But this prince is not without a few blemishes, and the big nose-wart, as it were, sits prominently in the book's introduction. Hodge attempts to summarize in less than a page the key aspects of the cratering process; for the most part, this suffices and is appropriate for the lay person for which it is intended. But what was he thinking when he was composing the tektite section (bottom, p. 3)? ". . . The frontal layer of compressed gas is capable of melting and ejecting blobs of rock before the solid object touches the Earth's surface. These blobs are the tektites and . . ." I don't think so. Also, on page 4 Hodge discusses "shock lamellae and linear features in quartz" and states that "these kinds of features are common in lunar rocks. . . ." This is, at best, misleading to the uninitiated student for which this book would otherwise be most useful.

Other than these deficiencies, the errors are minor and the annoyances are few. In the next edition I would like to see more use made of the photographs; some are so small they are useless, some are not described, most need scale bars, and virtually all seem simply to be expedient ways to fill the pages of, even so, a very short book. And speaking of artwork, who thought up the bright idea of putting midnight blue print on a black cover? This virtually ensures that the book will go unnoticed on library shelves.

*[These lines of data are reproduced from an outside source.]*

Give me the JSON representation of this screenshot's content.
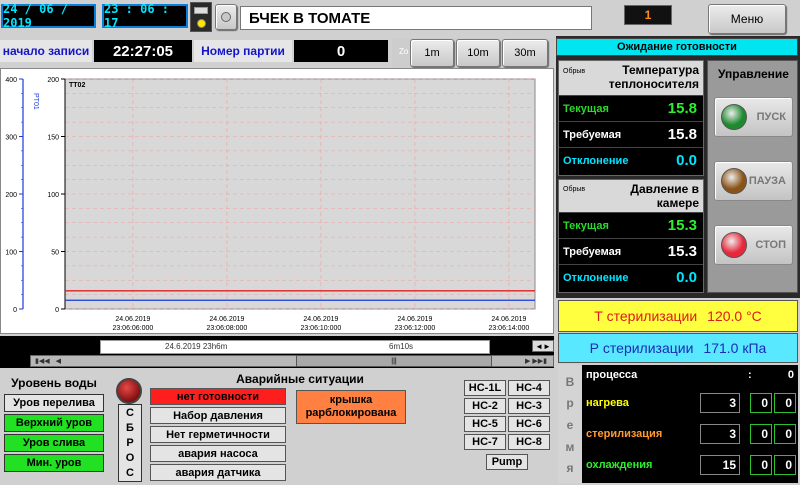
{
  "header": {
    "date": "24 / 06 / 2019",
    "time": "23 : 06 : 17",
    "title": "БЧЕК В ТОМАТЕ",
    "counter": "1",
    "menu_label": "Меню"
  },
  "record": {
    "start_label": "начало записи",
    "start_time": "22:27:05",
    "batch_label": "Номер партии",
    "batch_value": "0",
    "zoom_label": "Zo",
    "zoom_buttons": [
      "1m",
      "10m",
      "30m"
    ]
  },
  "status": {
    "text": "Ожидание готовности",
    "color": "#00e5f0"
  },
  "coolant": {
    "open_label": "Обрыв",
    "title": "Температура теплоносителя",
    "rows": [
      {
        "label": "Текущая",
        "value": "15.8",
        "label_color": "#2cd82c",
        "value_color": "#2cf02c"
      },
      {
        "label": "Требуемая",
        "value": "15.8",
        "label_color": "#ffffff",
        "value_color": "#ffffff"
      },
      {
        "label": "Отклонение",
        "value": "0.0",
        "label_color": "#00e5ff",
        "value_color": "#00e5ff"
      }
    ]
  },
  "pressure": {
    "open_label": "Обрыв",
    "title": "Давление в камере",
    "rows": [
      {
        "label": "Текущая",
        "value": "15.3",
        "label_color": "#2cd82c",
        "value_color": "#2cf02c"
      },
      {
        "label": "Требуемая",
        "value": "15.3",
        "label_color": "#ffffff",
        "value_color": "#ffffff"
      },
      {
        "label": "Отклонение",
        "value": "0.0",
        "label_color": "#00e5ff",
        "value_color": "#00e5ff"
      }
    ]
  },
  "control": {
    "title": "Управление",
    "buttons": [
      {
        "label": "ПУСК",
        "lamp": "#1e8a2e"
      },
      {
        "label": "ПАУЗА",
        "lamp": "#8a5418"
      },
      {
        "label": "СТОП",
        "lamp": "#e8283a"
      }
    ]
  },
  "sterilization": {
    "temp_label": "Т  стерилизации",
    "temp_value": "120.0 °C",
    "pressure_label": "Р стерилизации",
    "pressure_value": "171.0 кПа"
  },
  "time_table": {
    "vertical_label": "Время",
    "process_label": "процесса",
    "process_sep": ":",
    "process_value": "0",
    "rows": [
      {
        "label": "нагрева",
        "color": "#ffff00",
        "a": "3",
        "b": "0",
        "c": "0"
      },
      {
        "label": "стерилизация",
        "color": "#ff9a2e",
        "a": "3",
        "b": "0",
        "c": "0"
      },
      {
        "label": "охлаждения",
        "color": "#2cf02c",
        "a": "15",
        "b": "0",
        "c": "0"
      }
    ]
  },
  "water": {
    "title": "Уровень воды",
    "items": [
      {
        "label": "Уров перелива",
        "bg": "#e4e4e4"
      },
      {
        "label": "Верхний уров",
        "bg": "#22e022"
      },
      {
        "label": "Уров слива",
        "bg": "#22e022"
      },
      {
        "label": "Мин. уров",
        "bg": "#22e022"
      }
    ]
  },
  "reset": {
    "letters": [
      "С",
      "Б",
      "Р",
      "О",
      "С"
    ]
  },
  "alarms": {
    "title": "Аварийные ситуации",
    "items": [
      {
        "label": "нет готовности",
        "bg": "#ff1e1e"
      },
      {
        "label": "Набор давления",
        "bg": "#e4e4e4"
      },
      {
        "label": "Нет герметичности",
        "bg": "#e4e4e4"
      },
      {
        "label": "авария насоса",
        "bg": "#e4e4e4"
      },
      {
        "label": "авария датчика",
        "bg": "#e4e4e4"
      }
    ],
    "lid_label": "крышка\nрарблокирована",
    "lid_color": "#ff8040"
  },
  "pumps": {
    "buttons": [
      "НС-1L",
      "НС-4",
      "НС-2",
      "НС-3",
      "НС-5",
      "НС-6",
      "НС-7",
      "НС-8"
    ],
    "pump_label": "Pump"
  },
  "chart_data": {
    "type": "line",
    "left_axis_label": "PT01",
    "left_ticks": [
      0,
      100,
      200,
      300,
      400
    ],
    "right_axis_label": "TT02",
    "right_ticks": [
      0,
      50,
      100,
      150,
      200
    ],
    "x_labels": [
      "24.06.2019\n23:06:06:000",
      "24.06.2019\n23:06:08:000",
      "24.06.2019\n23:06:10:000",
      "24.06.2019\n23:06:12:000",
      "24.06.2019\n23:06:14:000"
    ],
    "ylim": [
      0,
      200
    ],
    "series": [
      {
        "color": "#e02020",
        "values": [
          15.8,
          15.8,
          15.8,
          15.8,
          15.8
        ]
      },
      {
        "color": "#1e3ad8",
        "values": [
          7.6,
          7.6,
          7.6,
          7.6,
          7.6
        ]
      }
    ],
    "scroll_left": "24.6.2019 23h6m",
    "scroll_mid": "6m10s"
  }
}
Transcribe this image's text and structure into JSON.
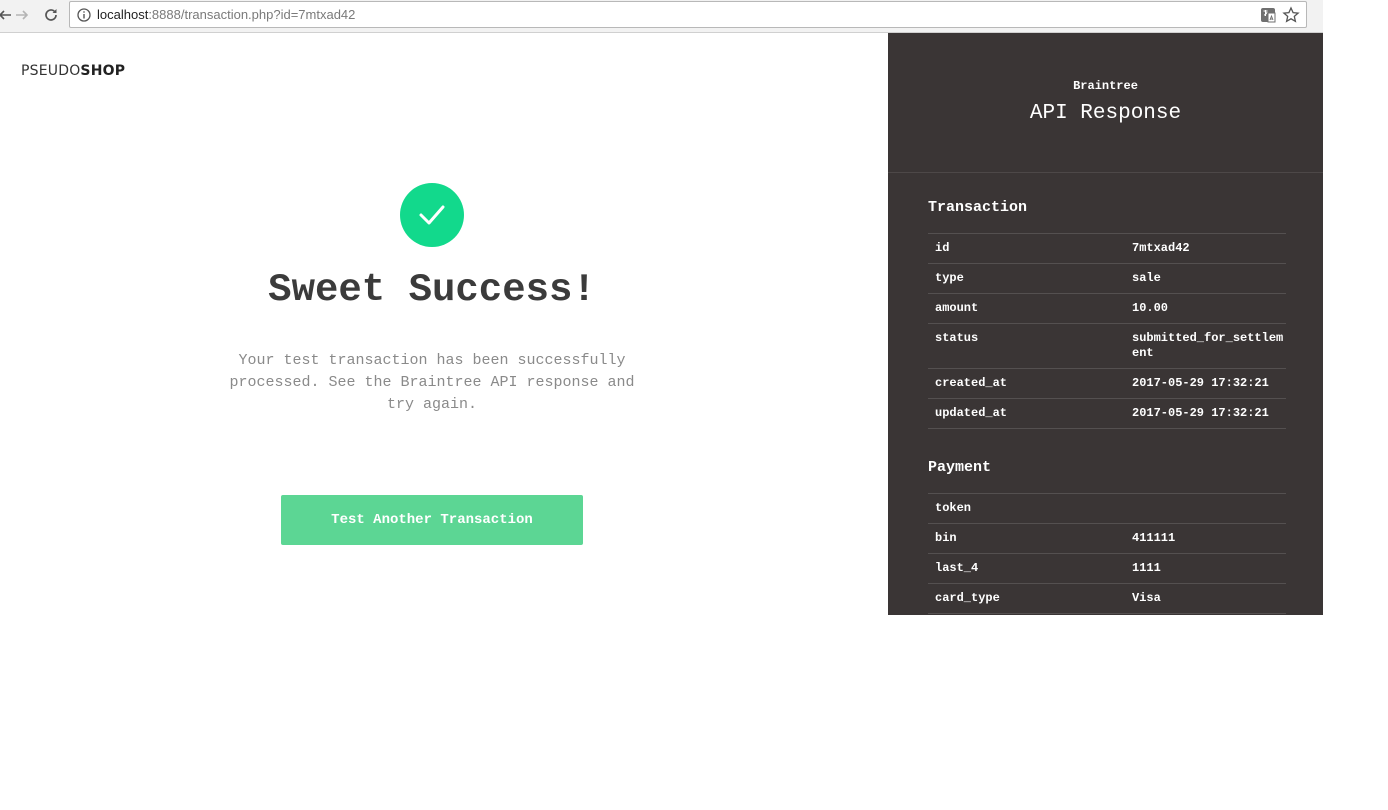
{
  "browser": {
    "url_host": "localhost",
    "url_rest": ":8888/transaction.php?id=7mtxad42"
  },
  "brand": {
    "light": "PSEUDO",
    "bold": "SHOP"
  },
  "main": {
    "headline": "Sweet Success!",
    "message": "Your test transaction has been successfully processed. See the Braintree API response and try again.",
    "cta_label": "Test Another Transaction"
  },
  "panel": {
    "eyebrow": "Braintree",
    "title": "API Response",
    "transaction": {
      "title": "Transaction",
      "rows": [
        {
          "key": "id",
          "value": "7mtxad42"
        },
        {
          "key": "type",
          "value": "sale"
        },
        {
          "key": "amount",
          "value": "10.00"
        },
        {
          "key": "status",
          "value": "submitted_for_settlement"
        },
        {
          "key": "created_at",
          "value": "2017-05-29 17:32:21"
        },
        {
          "key": "updated_at",
          "value": "2017-05-29 17:32:21"
        }
      ]
    },
    "payment": {
      "title": "Payment",
      "rows": [
        {
          "key": "token",
          "value": ""
        },
        {
          "key": "bin",
          "value": "411111"
        },
        {
          "key": "last_4",
          "value": "1111"
        },
        {
          "key": "card_type",
          "value": "Visa"
        }
      ]
    }
  },
  "colors": {
    "success_green": "#12d98c",
    "button_green": "#5cd694",
    "panel_bg": "#3a3535"
  }
}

While this book will be of limited use to impact specialists, it could be a valuable resource for students or anyone else interested in learning more about impact features. This in itself is a laudable purpose given that so many of the major contributions in terrestrial cratering come from outside the professional community. So, if you have a repressed desire to learn about terrestrial craters but don't know where to start, this book is for you. Who knows, maybe you'll discover something that the theorists will attempt to discredit. At that point, congratulations would be in order.

--Buck Sharpton